And consider American Gwen Jorgensen who won gold in the Olympic triathlon. She said this: “I really think you just have to keep God as your focal point and know that he is always number one. When you do that, it will help you to gain perspective on everything in life—not just endurance sports.”
And we can mention Ethiopian gold medallist Almaz Ayana who broke a 23-year-old world record in the 10,000 metres track competition. She was suspected by some of her colleagues of drug cheating. To this she replied: “I am crystal clear. No. 1, I’ve been training specifically (for this event). No. 2, I pray to the Lord. The Lord has given me everything, everything. And No. 3, my doping is Jesus. Those are the reasons.”
Of course not every Christian won a medal at Rio, and sometimes God was glorified much more without a victory. Consider the amazing story of American Christian Abbey D’Agostino. Many would have seen her inspirational performance while running in a 5,000-metre qualifying round.
Tragically she got tangled up with New Zealand’s Nikki Hamblin, and both women fell to the ground. She got up to continue the race, but when she saw Hamblin still on the ground in pain, she went back to help her up, and urged her to go on. They both finished the event, but D’Agostino had to be carried out in a wheelchair.
She said this about the event afterwards: “Although my actions were instinctual at that moment, the only way I can and have rationalized it is that God prepared my heart to respond that way. This whole time here, he’s made clear to me that my experience in Rio was going to be about more than my race performance — and as soon as Nikki got up I knew that was it.”
And there are even stories of great Christian faith involving those who did not even make it to Rio. Consider that of American 1500 metre runner Sarah Brown who discovered she was pregnant while preparing for Rio. She and her husband/coach knew that abortion was not an option, and that the baby must come first.
As she posted on Instagram: “Today wasn’t the fairytale ending you dream about. But then again, this journey never really was about an ending, it’s a beginning, A new chapter as a family of three. Thanks for all the support & you can bet you will continue to see this mama run #runmamarun”
Yet it was her faith that made the difference here.
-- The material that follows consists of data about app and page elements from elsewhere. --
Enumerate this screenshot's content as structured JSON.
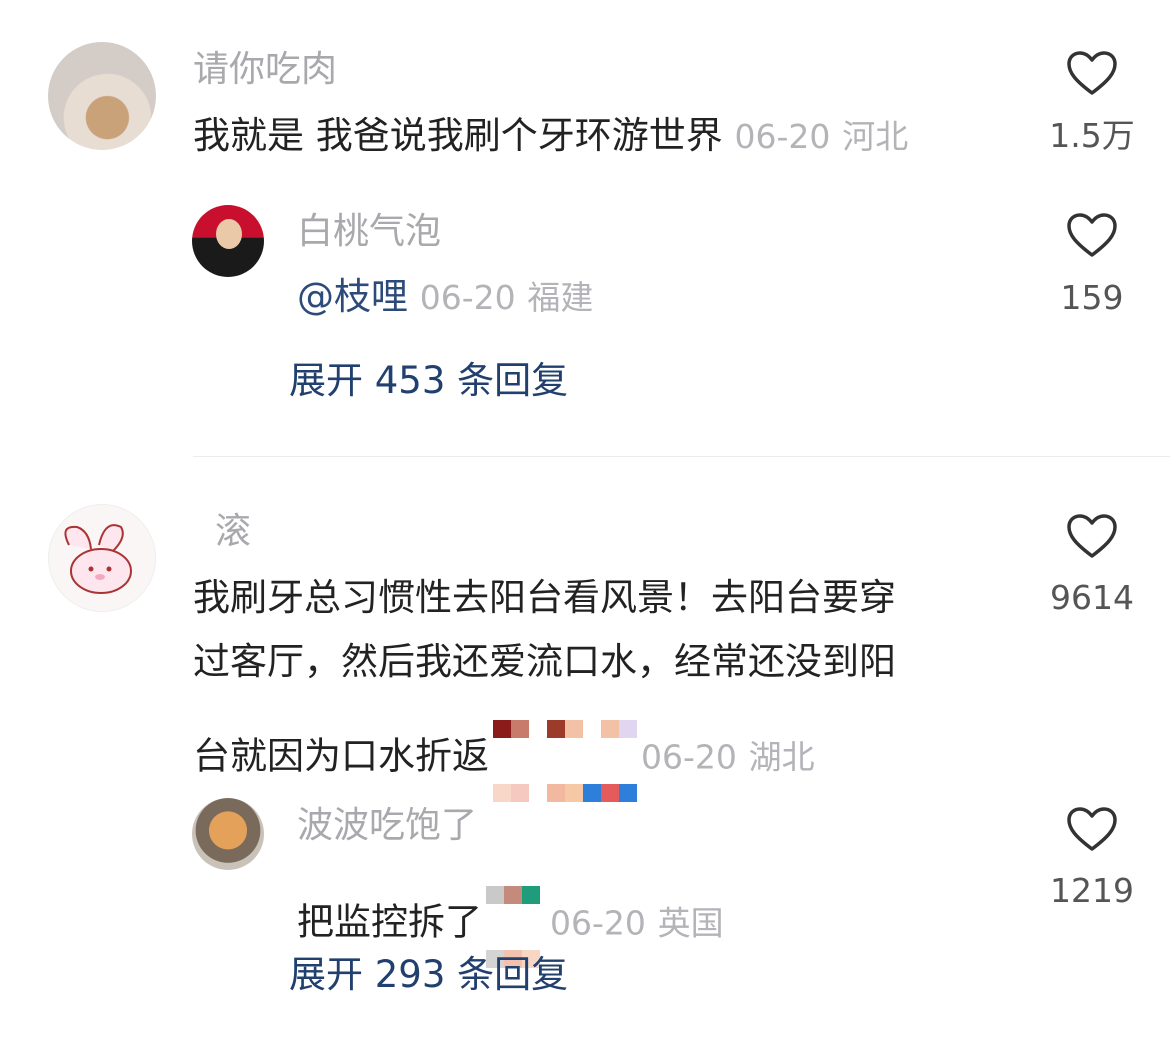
{
  "comments": [
    {
      "username": "请你吃肉",
      "text": "我就是 我爸说我刷个牙环游世界",
      "date": "06-20",
      "location": "河北",
      "likes": "1.5万",
      "reply": {
        "username": "白桃气泡",
        "mention": "@枝哩",
        "date": "06-20",
        "location": "福建",
        "likes": "159"
      },
      "expand_label": "展开 453 条回复"
    },
    {
      "username": "滚",
      "text_line1": "我刷牙总习惯性去阳台看风景！去阳台要穿",
      "text_line2": "过客厅，然后我还爱流口水，经常还没到阳",
      "text_line3": "台就因为口水折返",
      "date_partial": "06-20",
      "location": "湖北",
      "likes": "9614",
      "reply": {
        "username": "波波吃饱了",
        "text": "把监控拆了",
        "date": "06-20",
        "location": "英国",
        "likes": "1219"
      },
      "expand_label": "展开 293 条回复"
    }
  ],
  "icons": {
    "like": "heart-outline-icon"
  },
  "colors": {
    "link": "#22406e",
    "meta": "#b3b3b8",
    "name": "#a8a8ad"
  }
}
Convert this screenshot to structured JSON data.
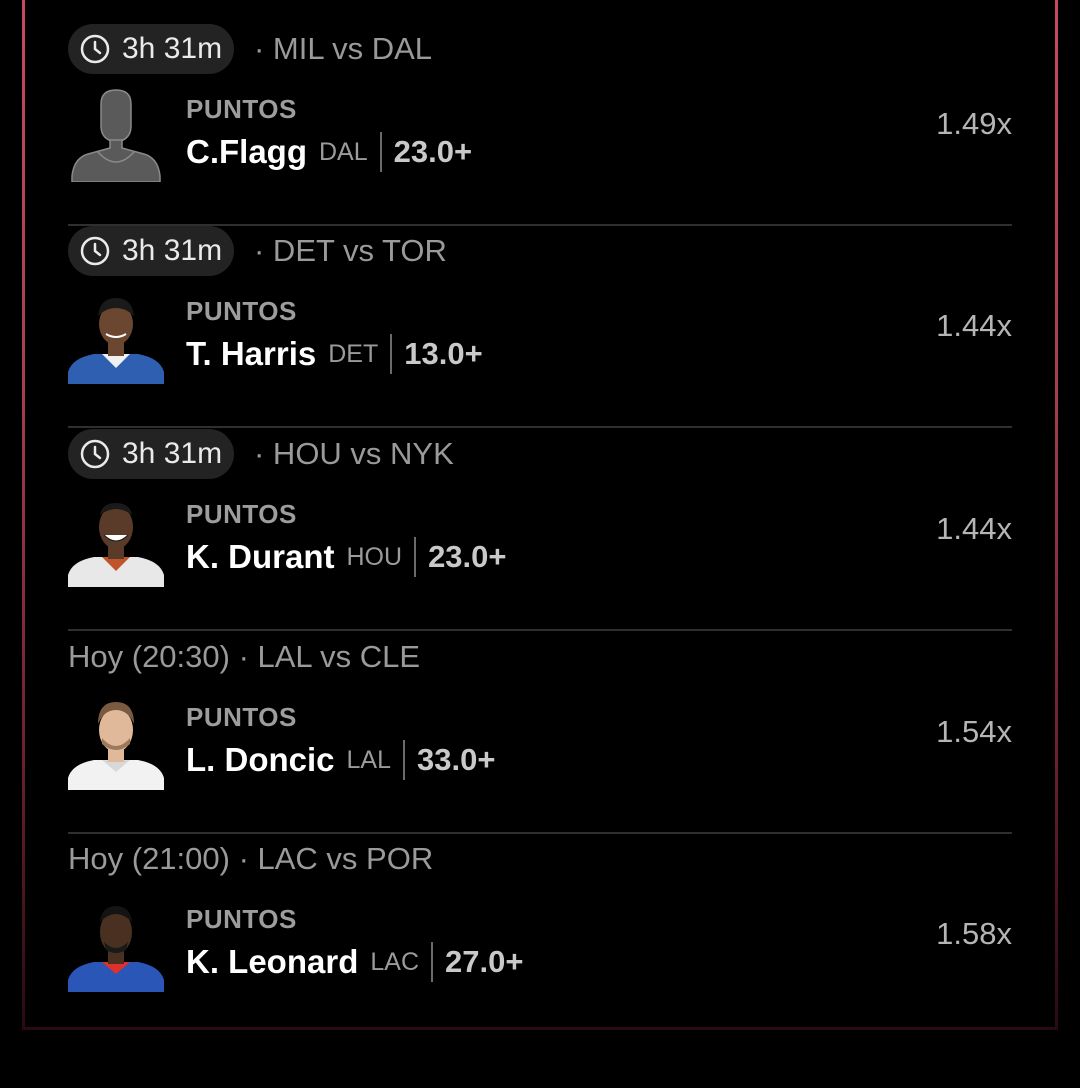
{
  "rows": [
    {
      "time": "3h 31m",
      "match": "· MIL vs DAL",
      "category": "PUNTOS",
      "player": "C.Flagg",
      "team": "DAL",
      "line": "23.0+",
      "multiplier": "1.49x",
      "avatar": "silhouette",
      "jersey": "#3a3a3a"
    },
    {
      "time": "3h 31m",
      "match": "· DET vs TOR",
      "category": "PUNTOS",
      "player": "T. Harris",
      "team": "DET",
      "line": "13.0+",
      "multiplier": "1.44x",
      "avatar": "photo",
      "jersey": "#2f5fb0",
      "skin": "#6b4630"
    },
    {
      "time": "3h 31m",
      "match": "· HOU vs NYK",
      "category": "PUNTOS",
      "player": "K. Durant",
      "team": "HOU",
      "line": "23.0+",
      "multiplier": "1.44x",
      "avatar": "photo",
      "jersey": "#e8e8e8",
      "skin": "#5a3a28"
    },
    {
      "header": "Hoy (20:30) · LAL vs CLE",
      "category": "PUNTOS",
      "player": "L. Doncic",
      "team": "LAL",
      "line": "33.0+",
      "multiplier": "1.54x",
      "avatar": "photo",
      "jersey": "#f2f2f2",
      "skin": "#e0b89a"
    },
    {
      "header": "Hoy (21:00) · LAC vs POR",
      "category": "PUNTOS",
      "player": "K. Leonard",
      "team": "LAC",
      "line": "27.0+",
      "multiplier": "1.58x",
      "avatar": "photo",
      "jersey": "#2a56b8",
      "skin": "#4a3020"
    }
  ]
}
As part of her bio, we read this: “Sarah believes that her running talent is a gift from God and needs to be used for something more than her own personal gains.” So she has missed out on a chance for medals, but has a much greater gift with a healthy daughter.
But as for those who did make it to the Olympics, there were many other such stories of faith that can be told. Under the outstretched arms of the magnificent Christ the Redeemer statue, we saw numerous Catholics giving the sign of the cross. I even saw one Cuban marathon runner carrying a small banner with the words “Love Jesus” as he crossed the finish line (in 46th place or so).
One site has a collection of 32 such great faith stories from Rio. You can see it here: http://www1.cbn.com/cbnnews/us/2016/august/olympic-profiles
As great as all the human achievements were, and all the gold medals, the real glory must go to God. These games have come and gone, but God lives forever, and so do we. It is vital that in our life now we give glory to God, so that we can enjoy his presence forever.
That is the only race that really matters in the end. Thank God for those athletes who have known about what true winning means, and where all the glory must go.